(DATA TO PROCESS Opens)

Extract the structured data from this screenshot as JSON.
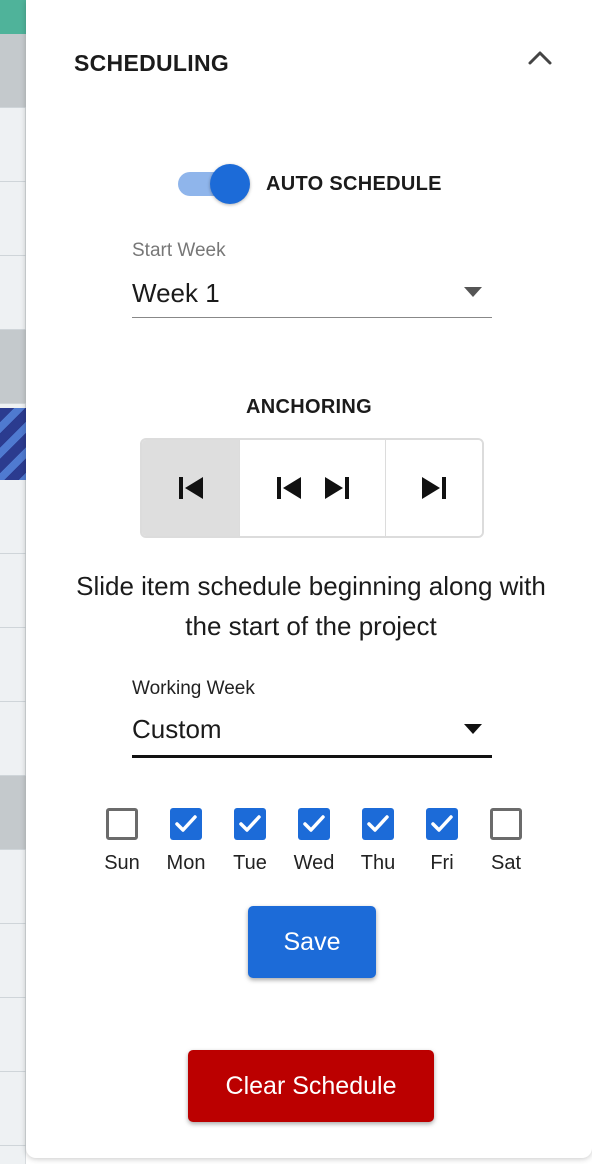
{
  "panel": {
    "title": "SCHEDULING"
  },
  "auto_schedule": {
    "label": "AUTO SCHEDULE",
    "enabled": true,
    "accent_color": "#1c6bd8"
  },
  "start_week": {
    "label": "Start Week",
    "value": "Week 1"
  },
  "anchoring": {
    "title": "ANCHORING",
    "options": [
      {
        "icon": "skip-to-start-icon",
        "selected": true
      },
      {
        "icon": "skip-start-and-end-icon",
        "selected": false
      },
      {
        "icon": "skip-to-end-icon",
        "selected": false
      }
    ],
    "description": "Slide item schedule beginning along with the start of the project"
  },
  "working_week": {
    "label": "Working Week",
    "value": "Custom",
    "days": [
      {
        "label": "Sun",
        "checked": false
      },
      {
        "label": "Mon",
        "checked": true
      },
      {
        "label": "Tue",
        "checked": true
      },
      {
        "label": "Wed",
        "checked": true
      },
      {
        "label": "Thu",
        "checked": true
      },
      {
        "label": "Fri",
        "checked": true
      },
      {
        "label": "Sat",
        "checked": false
      }
    ]
  },
  "buttons": {
    "save_label": "Save",
    "clear_label": "Clear Schedule",
    "save_color": "#1c6bd8",
    "clear_color": "#bb0000"
  }
}
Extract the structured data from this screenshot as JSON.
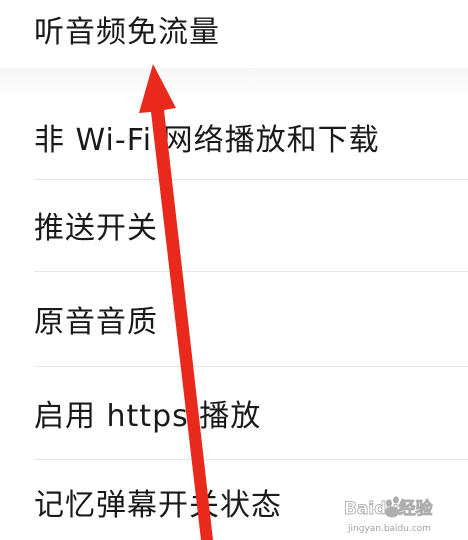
{
  "settings": {
    "items": [
      {
        "label": "听音频免流量"
      },
      {
        "label": "非 Wi-Fi 网络播放和下载"
      },
      {
        "label": "推送开关"
      },
      {
        "label": "原音音质"
      },
      {
        "label": "启用 https 播放"
      },
      {
        "label": "记忆弹幕开关状态"
      }
    ]
  },
  "annotation": {
    "arrow_color": "#e8291c"
  },
  "watermark": {
    "brand": "Baidu经验",
    "url": "jingyan.baidu.com"
  }
}
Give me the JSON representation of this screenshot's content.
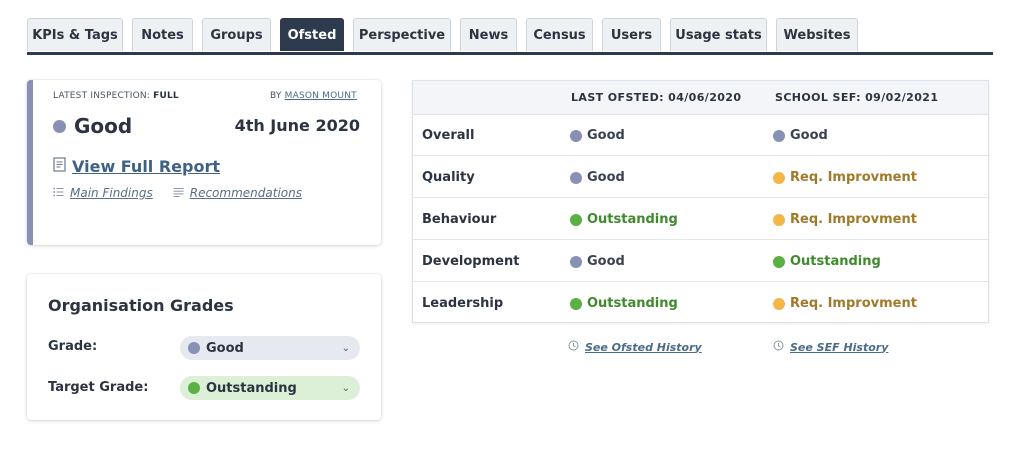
{
  "tabs": [
    "KPIs & Tags",
    "Notes",
    "Groups",
    "Ofsted",
    "Perspective",
    "News",
    "Census",
    "Users",
    "Usage stats",
    "Websites"
  ],
  "active_tab": "Ofsted",
  "inspection": {
    "latest_label": "LATEST INSPECTION:",
    "type": "FULL",
    "by_label": "BY",
    "inspector": "MASON MOUNT",
    "grade": "Good",
    "date": "4th June 2020",
    "report_link": "View Full Report",
    "main_findings": "Main Findings",
    "recommendations": "Recommendations"
  },
  "org": {
    "title": "Organisation Grades",
    "grade_label": "Grade:",
    "grade_value": "Good",
    "target_label": "Target Grade:",
    "target_value": "Outstanding"
  },
  "table": {
    "col_a": "LAST OFSTED: 04/06/2020",
    "col_b": "SCHOOL SEF: 09/02/2021",
    "rows": [
      {
        "label": "Overall",
        "a": "Good",
        "a_status": "grey",
        "b": "Good",
        "b_status": "grey"
      },
      {
        "label": "Quality",
        "a": "Good",
        "a_status": "grey",
        "b": "Req. Improvment",
        "b_status": "amber"
      },
      {
        "label": "Behaviour",
        "a": "Outstanding",
        "a_status": "green",
        "b": "Req. Improvment",
        "b_status": "amber"
      },
      {
        "label": "Development",
        "a": "Good",
        "a_status": "grey",
        "b": "Outstanding",
        "b_status": "green"
      },
      {
        "label": "Leadership",
        "a": "Outstanding",
        "a_status": "green",
        "b": "Req. Improvment",
        "b_status": "amber"
      }
    ]
  },
  "history": {
    "ofsted": "See Ofsted History",
    "sef": "See SEF History"
  },
  "colors": {
    "tab_active": "#2e3b4e",
    "good": "#8890b5",
    "outstanding": "#5bb044",
    "requires_improvement": "#f4b646"
  },
  "icons": [
    "report-icon",
    "list-icon",
    "text-lines-icon",
    "history-icon",
    "chevron-down-icon"
  ]
}
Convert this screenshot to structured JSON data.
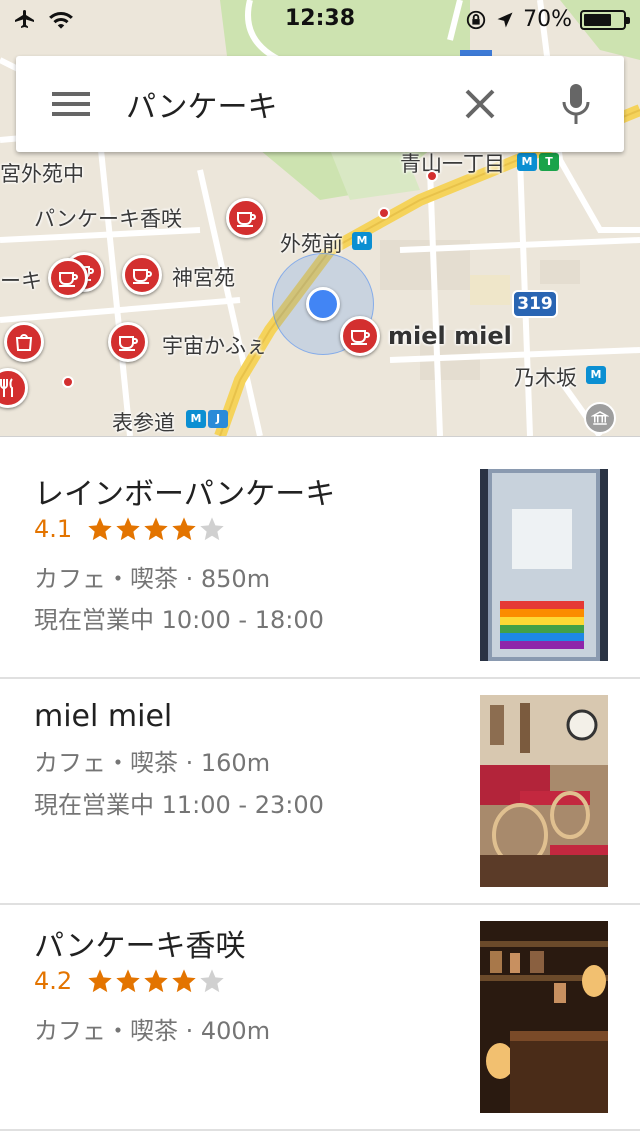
{
  "status_bar": {
    "time": "12:38",
    "battery": "70%",
    "battery_level": 0.7
  },
  "search": {
    "query": "パンケーキ",
    "icons": [
      "menu-icon",
      "close-icon",
      "mic-icon"
    ]
  },
  "map": {
    "labels": {
      "gaien_naka": "宮外苑中",
      "aoyama": "青山一丁目",
      "kousaku": "パンケーキ香咲",
      "gaienmae": "外苑前",
      "jingu": "神宮苑",
      "kie": "ーキ",
      "uchu": "宇宙かふぇ",
      "mielmiel": "miel miel",
      "nogizaka": "乃木坂",
      "omotesando": "表参道",
      "route": "319"
    },
    "colors": {
      "pin": "#d32f2f",
      "location": "#4285f4"
    }
  },
  "results": [
    {
      "title": "レインボーパンケーキ",
      "rating": "4.1",
      "stars": 4,
      "category": "カフェ・喫茶 · 850m",
      "hours": "現在営業中 10:00 - 18:00"
    },
    {
      "title": "miel miel",
      "category": "カフェ・喫茶 · 160m",
      "hours": "現在営業中 11:00 - 23:00"
    },
    {
      "title": "パンケーキ香咲",
      "rating": "4.2",
      "stars": 4,
      "category": "カフェ・喫茶 · 400m"
    }
  ],
  "colors": {
    "rating": "#e37400",
    "star_on": "#e37400",
    "star_off": "#d0d0d0"
  }
}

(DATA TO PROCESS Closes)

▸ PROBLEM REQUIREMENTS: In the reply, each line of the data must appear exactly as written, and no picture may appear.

▸ ANSWER TO THE EXERCISE:
Extract the structured data from this screenshot as JSON.
{
  "panel": {
    "title": "SCHEDULING"
  },
  "auto_schedule": {
    "label": "AUTO SCHEDULE",
    "enabled": true,
    "accent_color": "#1c6bd8"
  },
  "start_week": {
    "label": "Start Week",
    "value": "Week 1"
  },
  "anchoring": {
    "title": "ANCHORING",
    "options": [
      {
        "icon": "skip-to-start-icon",
        "selected": true
      },
      {
        "icon": "skip-start-and-end-icon",
        "selected": false
      },
      {
        "icon": "skip-to-end-icon",
        "selected": false
      }
    ],
    "description": "Slide item schedule beginning along with the start of the project"
  },
  "working_week": {
    "label": "Working Week",
    "value": "Custom",
    "days": [
      {
        "label": "Sun",
        "checked": false
      },
      {
        "label": "Mon",
        "checked": true
      },
      {
        "label": "Tue",
        "checked": true
      },
      {
        "label": "Wed",
        "checked": true
      },
      {
        "label": "Thu",
        "checked": true
      },
      {
        "label": "Fri",
        "checked": true
      },
      {
        "label": "Sat",
        "checked": false
      }
    ]
  },
  "buttons": {
    "save_label": "Save",
    "clear_label": "Clear Schedule",
    "save_color": "#1c6bd8",
    "clear_color": "#bb0000"
  }
}
Extract the structured data from this screenshot as JSON.
{
  "settings": {
    "items": [
      {
        "label": "听音频免流量"
      },
      {
        "label": "非 Wi-Fi 网络播放和下载"
      },
      {
        "label": "推送开关"
      },
      {
        "label": "原音音质"
      },
      {
        "label": "启用 https 播放"
      },
      {
        "label": "记忆弹幕开关状态"
      }
    ]
  },
  "annotation": {
    "arrow_color": "#e8291c"
  },
  "watermark": {
    "brand": "Baidu经验",
    "url": "jingyan.baidu.com"
  }
}
Give me the JSON representation of this screenshot's content.
{
  "tabs": [
    "KPIs & Tags",
    "Notes",
    "Groups",
    "Ofsted",
    "Perspective",
    "News",
    "Census",
    "Users",
    "Usage stats",
    "Websites"
  ],
  "active_tab": "Ofsted",
  "inspection": {
    "latest_label": "LATEST INSPECTION:",
    "type": "FULL",
    "by_label": "BY",
    "inspector": "MASON MOUNT",
    "grade": "Good",
    "date": "4th June 2020",
    "report_link": "View Full Report",
    "main_findings": "Main Findings",
    "recommendations": "Recommendations"
  },
  "org": {
    "title": "Organisation Grades",
    "grade_label": "Grade:",
    "grade_value": "Good",
    "target_label": "Target Grade:",
    "target_value": "Outstanding"
  },
  "table": {
    "col_a": "LAST OFSTED: 04/06/2020",
    "col_b": "SCHOOL SEF: 09/02/2021",
    "rows": [
      {
        "label": "Overall",
        "a": "Good",
        "a_status": "grey",
        "b": "Good",
        "b_status": "grey"
      },
      {
        "label": "Quality",
        "a": "Good",
        "a_status": "grey",
        "b": "Req. Improvment",
        "b_status": "amber"
      },
      {
        "label": "Behaviour",
        "a": "Outstanding",
        "a_status": "green",
        "b": "Req. Improvment",
        "b_status": "amber"
      },
      {
        "label": "Development",
        "a": "Good",
        "a_status": "grey",
        "b": "Outstanding",
        "b_status": "green"
      },
      {
        "label": "Leadership",
        "a": "Outstanding",
        "a_status": "green",
        "b": "Req. Improvment",
        "b_status": "amber"
      }
    ]
  },
  "history": {
    "ofsted": "See Ofsted History",
    "sef": "See SEF History"
  },
  "colors": {
    "tab_active": "#2e3b4e",
    "good": "#8890b5",
    "outstanding": "#5bb044",
    "requires_improvement": "#f4b646"
  },
  "icons": [
    "report-icon",
    "list-icon",
    "text-lines-icon",
    "history-icon",
    "chevron-down-icon"
  ]
}
Convert this screenshot to structured JSON data.
{
  "status_bar": {
    "time": "12:38",
    "battery": "70%",
    "battery_level": 0.7
  },
  "search": {
    "query": "パンケーキ",
    "icons": [
      "menu-icon",
      "close-icon",
      "mic-icon"
    ]
  },
  "map": {
    "labels": {
      "gaien_naka": "宮外苑中",
      "aoyama": "青山一丁目",
      "kousaku": "パンケーキ香咲",
      "gaienmae": "外苑前",
      "jingu": "神宮苑",
      "kie": "ーキ",
      "uchu": "宇宙かふぇ",
      "mielmiel": "miel miel",
      "nogizaka": "乃木坂",
      "omotesando": "表参道",
      "route": "319"
    },
    "colors": {
      "pin": "#d32f2f",
      "location": "#4285f4"
    }
  },
  "results": [
    {
      "title": "レインボーパンケーキ",
      "rating": "4.1",
      "stars": 4,
      "category": "カフェ・喫茶 · 850m",
      "hours": "現在営業中 10:00 - 18:00"
    },
    {
      "title": "miel miel",
      "category": "カフェ・喫茶 · 160m",
      "hours": "現在営業中 11:00 - 23:00"
    },
    {
      "title": "パンケーキ香咲",
      "rating": "4.2",
      "stars": 4,
      "category": "カフェ・喫茶 · 400m"
    }
  ],
  "colors": {
    "rating": "#e37400",
    "star_on": "#e37400",
    "star_off": "#d0d0d0"
  }
}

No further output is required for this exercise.